BEGIN
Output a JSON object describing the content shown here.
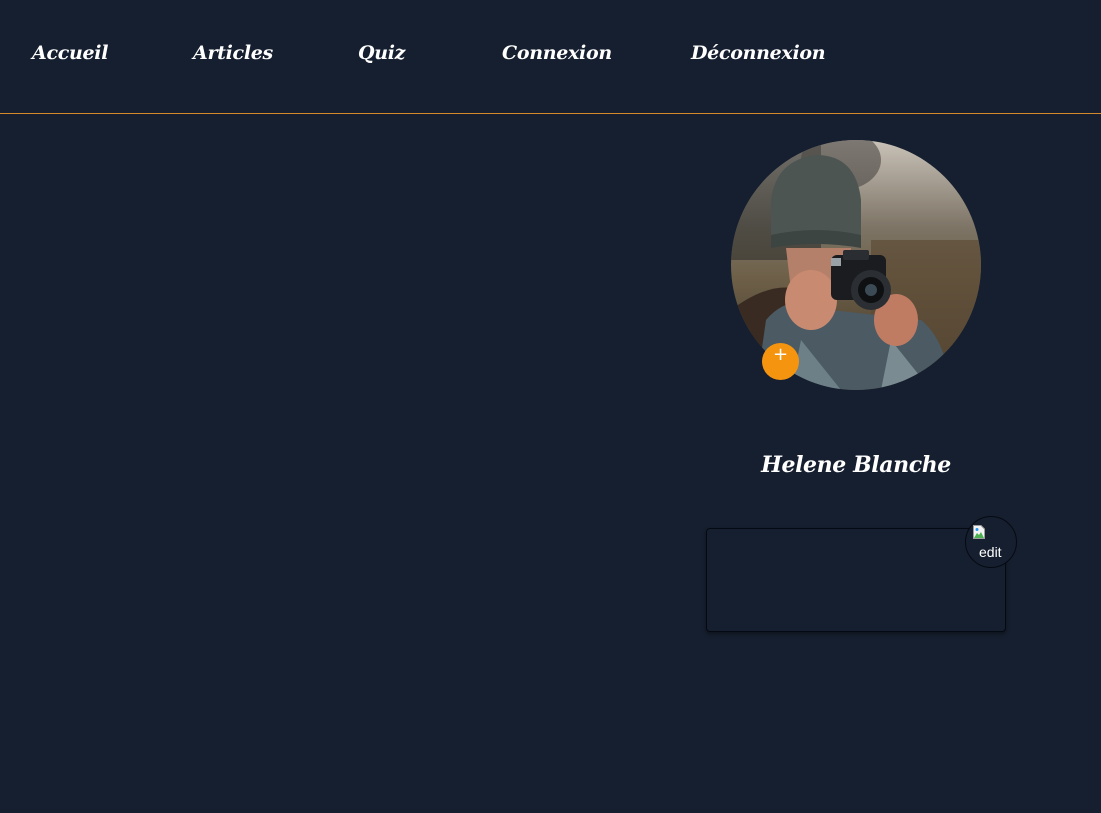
{
  "nav": {
    "links": [
      {
        "label": "Accueil"
      },
      {
        "label": "Articles"
      },
      {
        "label": "Quiz"
      },
      {
        "label": "Connexion"
      },
      {
        "label": "Déconnexion"
      }
    ]
  },
  "profile": {
    "photo_icon": "camera-person-photo",
    "add_photo_label": "+",
    "name": "Helene Blanche",
    "bio_text": "",
    "edit_button_alt": "edit"
  },
  "colors": {
    "background": "#161f2f",
    "accent": "#f5950f",
    "divider": "#d48a2a",
    "text": "#ffffff"
  }
}
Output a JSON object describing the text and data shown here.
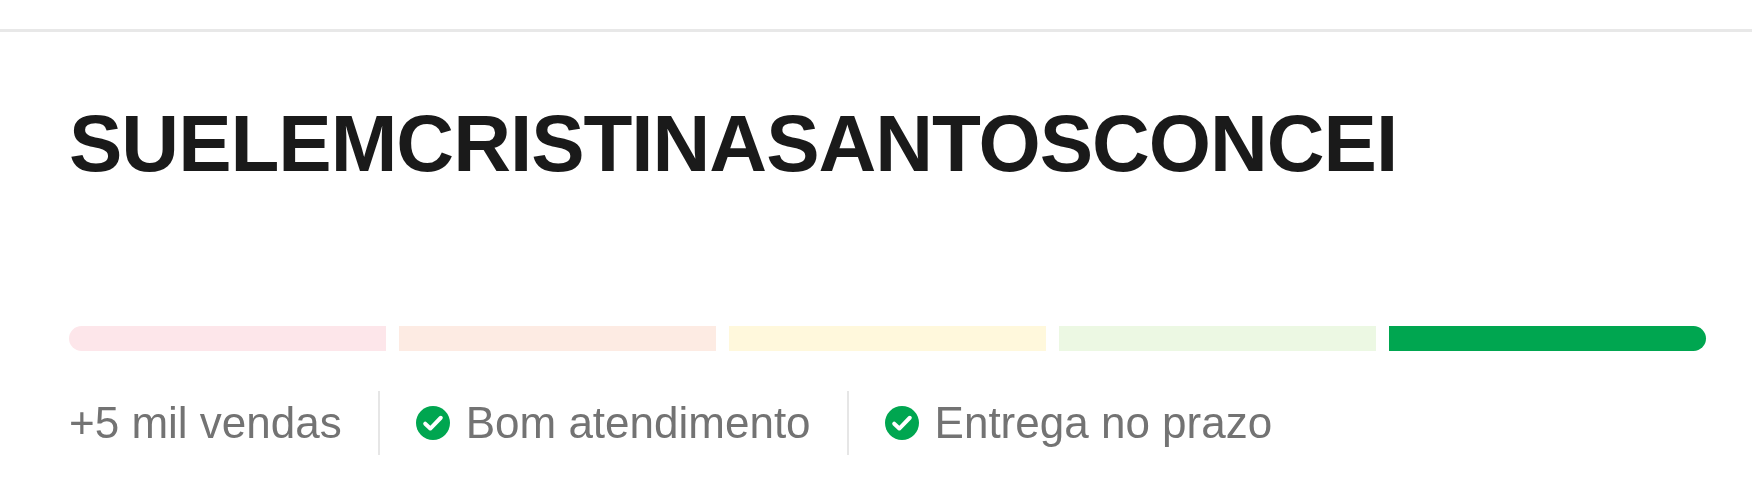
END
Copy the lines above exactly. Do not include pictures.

Output a JSON object describing the content shown here.
{
  "nav": {
    "links": [
      {
        "label": "Accueil"
      },
      {
        "label": "Articles"
      },
      {
        "label": "Quiz"
      },
      {
        "label": "Connexion"
      },
      {
        "label": "Déconnexion"
      }
    ]
  },
  "profile": {
    "photo_icon": "camera-person-photo",
    "add_photo_label": "+",
    "name": "Helene Blanche",
    "bio_text": "",
    "edit_button_alt": "edit"
  },
  "colors": {
    "background": "#161f2f",
    "accent": "#f5950f",
    "divider": "#d48a2a",
    "text": "#ffffff"
  }
}
Output a JSON object describing the text and data shown here.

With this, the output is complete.